“We can teach kids that staying on their own yoga mat is their own personal space and that what they do with their bodies can adversely affect someone else, if they’re not careful,” Eugene says.  “Other sports and dance offer a lot of body awareness, balance, flexibility and strength—which yoga also does—but mindfulness and learning how to relax is probably the most critical skill yoga can teach young kids.”

Children can be introduced to yoga shortly after birth.  Langsdale teaches a “baby and me” class for mothers and their infants.  She invites moms to lay their babies on a favorite blanket.  As Langsdale guides the women through poses, she may encourage them to bend down and tickle their children’s tummies, place their babies on their side while holding warrior pose or massage the little ones’ knees while singing a tune.

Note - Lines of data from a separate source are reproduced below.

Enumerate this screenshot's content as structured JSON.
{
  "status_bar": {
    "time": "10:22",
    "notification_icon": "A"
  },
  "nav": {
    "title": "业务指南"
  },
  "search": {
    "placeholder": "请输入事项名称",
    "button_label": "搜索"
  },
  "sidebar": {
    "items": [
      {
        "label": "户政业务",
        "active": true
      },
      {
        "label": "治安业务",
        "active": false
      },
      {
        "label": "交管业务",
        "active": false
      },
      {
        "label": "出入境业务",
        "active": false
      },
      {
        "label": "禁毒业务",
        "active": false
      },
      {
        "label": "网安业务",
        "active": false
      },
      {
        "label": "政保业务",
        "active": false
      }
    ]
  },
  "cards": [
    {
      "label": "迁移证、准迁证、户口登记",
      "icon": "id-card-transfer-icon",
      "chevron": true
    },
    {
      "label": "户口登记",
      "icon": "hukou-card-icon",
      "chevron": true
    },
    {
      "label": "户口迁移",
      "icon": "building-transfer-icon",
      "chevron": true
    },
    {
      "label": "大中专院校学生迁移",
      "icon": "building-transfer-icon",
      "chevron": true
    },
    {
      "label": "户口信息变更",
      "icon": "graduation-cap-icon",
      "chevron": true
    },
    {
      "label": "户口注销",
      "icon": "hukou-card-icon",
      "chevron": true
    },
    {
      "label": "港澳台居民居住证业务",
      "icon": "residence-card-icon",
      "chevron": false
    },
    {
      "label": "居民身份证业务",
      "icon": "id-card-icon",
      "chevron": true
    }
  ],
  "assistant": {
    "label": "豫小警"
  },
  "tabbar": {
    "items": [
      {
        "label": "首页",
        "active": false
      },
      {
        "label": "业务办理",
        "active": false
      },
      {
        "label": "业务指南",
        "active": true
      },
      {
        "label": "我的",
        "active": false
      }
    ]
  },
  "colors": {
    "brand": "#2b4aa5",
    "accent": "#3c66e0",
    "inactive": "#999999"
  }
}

Studios take different approaches to introducing yoga, but certified instructors agree that teaching children is much different than teaching adults.  Around age 3 or 4, most children are capable of staying in one place and listening to an instructor’s prompt, Eugene says. She sometimes guides her young charges through a pretend walk in the forest, where they “meet” animals and perform yoga poses that correspond with that animal.  Langsdale says kids may hold toy dogs or lions, bark or roar while learning the downward dog or lion pose postures. Age-appropriate games, imagined scenarios and craft projects are often incorporated into yoga sessions until children become teenagers and are better equipped to handle a traditional yoga class.

Both Eugene and Langsdale emphasize the benefits of yoga for the entire family.

“Some parents will bring kids to a kids’ yoga class, but they won’t stay and take the adult class going on in the other room,” Langsdale says.  “It’s so important for parents to participate in yoga or some kind of mindfulness because they’re just as stressed as their children.  Kids learn good—and some bad—behaviors through their parents.”

Awaken Yoga

Loving Hands Yoga and Reiki